(Series 19, ep. 48 ‘How Loud It Is’ by Andy Bayliss 5.9.17) My goodness, Holby City is getting more like Shakespeare every week. The sheer amount of detail in this episode – in the writing, the performances and the way it was directed – was just breathtaking.
Holby is under threat of a merger with The Mythical St James’s, and there’s a recruitment freeze.
As if this wasn’t stress enough for Hanssen, his son, Fredrik, was back. Last time we saw him, he’d been responsible for a very dodgy drugs trial, and there was a huge moral face-off in which Hanssen risked never seeing his grandson again by informing the Swedish medical authorities about it. It seems that Fredrik was acquitted in Sweden, but his “reputation is compromised.” So he’s now working at Holby City, where a compromised reputation and a frosty relationship with the CEO/your father won’t hold you back. Continue reading

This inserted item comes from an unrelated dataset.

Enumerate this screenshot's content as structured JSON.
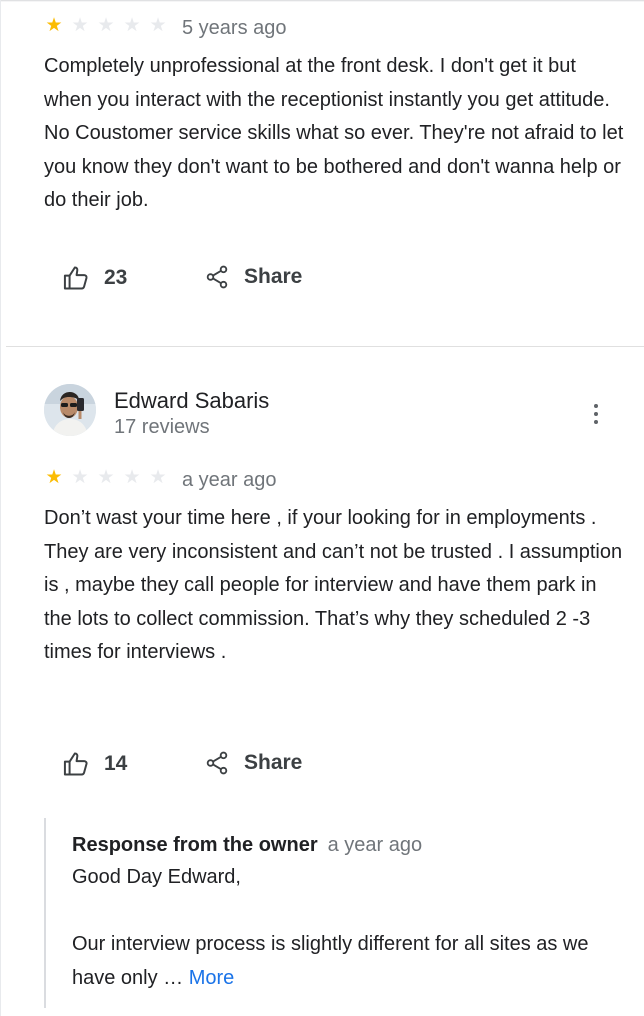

(Series 19, ep. 19) Unusually for me, I’m going to start with a patient storyline. I usually whizz over them as just a backdrop to the regulars’ stories, but I really loved the Darwin story about Sandy, who was terrified of surgeons. Erin Shanagher previously appeared in an episode of Casualty in which the patient story knocked my socks off, and she was equally good here. Sandy was justifiably upset, angry and fearful about the way she’d been treated as a baby, and I liked the way her story was used to highlight aspects of Jac’s and Matteo’s personalities and relationship.
It was Valentine’s Day, as if we would ever be allowed to forget. Darwin was full of (appropriately) heart-shaped balloons, courtesy of Mr T, but Jac wasn’t feeling the love as she’d dumped Matteo last week. But then how to resist a romantic Italian who presents you with a ticket to Rome? Jac had a good try, but between Matteo’s cheeky charm and a bit of business with Mo and a voice recorder, all was well that ended well. Continue reading
(Series 19, ep. 18) Hanssen was back, but he wasn’t wearing the tie of authority. he was wearing the open-necked shirt of civilian life. “Avante garde for the NHS,” according to Dominic. Hanssen wasn’t there as CEO, but as a patient’s relative. His son Fredrick (William Postlethwaite – son of Pete) had been in an accident, and needed surgery.
There was a strange drug in Fredrick’s system, the fictional Oxamorol, manufactured by Lovborg, the family business now run by Fredrick. It was a magic bullet for depression, according to Fredrick. Hanssen was devastated to think that he might have passed his own depression to his son.
The truth was actually even more devastating than that. Fredrick was using himself as a guinea pig to test the drug, which had already been shown to have nasty side effects including possible and actual death. He was willing to risk his own life, but also to cover up the negative trials that had already been done. And he didn’t even have depression, dismissing Hanssen’s condition as a weakness. Continue reading